Department of Pedodontics, Faculty of Odontology, Göteborg University, Sweden.No affiliation info availableNo affiliation info availableNo affiliation info availableNo affiliation info availableNo affiliation info available

Pub Type(s)

Journal Article
Research Support, Non-U.S. Gov't

Language

eng

PubMed ID

10336712

Citation
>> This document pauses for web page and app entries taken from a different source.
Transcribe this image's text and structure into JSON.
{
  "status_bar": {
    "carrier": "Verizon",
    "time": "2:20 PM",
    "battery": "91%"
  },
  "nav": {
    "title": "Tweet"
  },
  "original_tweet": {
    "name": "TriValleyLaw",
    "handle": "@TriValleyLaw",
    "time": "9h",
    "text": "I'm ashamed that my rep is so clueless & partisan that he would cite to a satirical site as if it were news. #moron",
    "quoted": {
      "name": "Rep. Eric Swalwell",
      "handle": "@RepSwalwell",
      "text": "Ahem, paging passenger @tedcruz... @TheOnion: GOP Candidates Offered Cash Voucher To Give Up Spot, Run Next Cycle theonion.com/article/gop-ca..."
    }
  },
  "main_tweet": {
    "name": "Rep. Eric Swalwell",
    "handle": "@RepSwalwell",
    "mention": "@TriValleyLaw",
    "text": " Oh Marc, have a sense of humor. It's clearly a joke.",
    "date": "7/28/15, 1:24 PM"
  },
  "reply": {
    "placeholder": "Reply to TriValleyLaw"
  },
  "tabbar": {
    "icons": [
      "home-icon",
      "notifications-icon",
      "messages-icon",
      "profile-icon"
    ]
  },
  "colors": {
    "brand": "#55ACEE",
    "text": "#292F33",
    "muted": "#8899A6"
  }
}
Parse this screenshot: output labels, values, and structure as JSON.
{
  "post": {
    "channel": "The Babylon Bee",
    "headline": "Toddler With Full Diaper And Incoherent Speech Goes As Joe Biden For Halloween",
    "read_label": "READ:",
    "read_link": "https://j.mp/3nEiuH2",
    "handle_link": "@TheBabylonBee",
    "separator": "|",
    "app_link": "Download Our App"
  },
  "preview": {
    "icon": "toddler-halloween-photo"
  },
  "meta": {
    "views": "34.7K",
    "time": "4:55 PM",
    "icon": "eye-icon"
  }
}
Lindau, B M., et al. "Morphology of Dental Enamel and Dentine-enamel Junction in Osteogenesis Imperfecta." International Journal of Paediatric Dentistry, vol. 9, no. 1, 1999, pp. 13-21.
Lindau BM, Dietz W, Hoyer I, et al. Morphology of dental enamel and dentine-enamel junction in osteogenesis imperfecta. Int J Paediatr Dent. 1999;9(1):13-21.
Lindau, B. M., Dietz, W., Hoyer, I., Lundgren, T., Storhaug, K., & Norén, J. G. (1999). Morphology of dental enamel and dentine-enamel junction in osteogenesis imperfecta. International Journal of Paediatric Dentistry, 9(1), 13-21.
Lindau BM, et al. Morphology of Dental Enamel and Dentine-enamel Junction in Osteogenesis Imperfecta. Int J Paediatr Dent. 1999;9(1):13-21. PubMed PMID: 10336712.
* Article titles in AMA citation format should be in sentence-case
TY - JOUR T1 - Morphology of dental enamel and dentine-enamel junction in osteogenesis imperfecta. AU - Lindau,B M, AU - Dietz,W, AU - Hoyer,I, AU - Lundgren,T, AU - Storhaug,K, AU - Norén,J G, PY - 1999/5/21/pubmed PY - 1999/5/21/medline PY - 1999/5/21/entrez SP - 13 EP - 21 JF - International journal of paediatric dentistry JO - Int J Paediatr Dent VL - 9 IS - 1 N2 - OBJECTIVES: The aim of this study was to examine the morphology of primary and permanent human enamel, and the dentine-enamel junction, in individuals with osteogenesis imperfecta (OI) type I, III and IV in undecalcified sections using polarized light microscopy, microradiography and scanning electron microscopy (SEM), and to relate the findings to the type of OI. SAMPLE AND METHODS: Extracted or exfoliated teeth from 15 patients representing the OI types I, III and IV (12 primary teeth from seven patients, and 11 permanent teeth from eight patients). Ten primary and nine permanent teeth from normal healthy patients served as controls. The teeth were serially cut longitudinally in a bucco-lingual direction and contact microradiographs were made. The sections were examined in polarized light. Sections of primary and permanent teeth were examined by means of SEM. RESULTS: This study shows that the permanent enamel from patients with OI exhibits few structural changes. No relationships were found between enamel morphology and the types of OI (I, III, IV). Primary enamel appeared to be slightly more irregularly mineralized, especially in cases with the additional diagnosis dentinogenesis imperfecta. The major findings were deviations in association with the dentine-enamel junction, and locally a lower degree of mineralization. CONCLUSIONS: The mesodermal disease OI might also be manifested in ectodermal enamel, probably because of suboptimal mesenchymal-ectodermal interactions during amelogenesis. SN - 0960-7439 UR - https://www.unboundmedicine.com/medline/citation/10336712/Morphology_of_dental_enamel_and_dentine_enamel_junction_in_osteogenesis_imperfecta_ L2 - https://onlinelibrary.wiley.com/resolve/openurl?genre=article&sid=nlm:pubmed&issn=0960-7439&date=1999&volume=9&issue=1&spage=13 DB - PRIME DP - Unbound Medicine ER -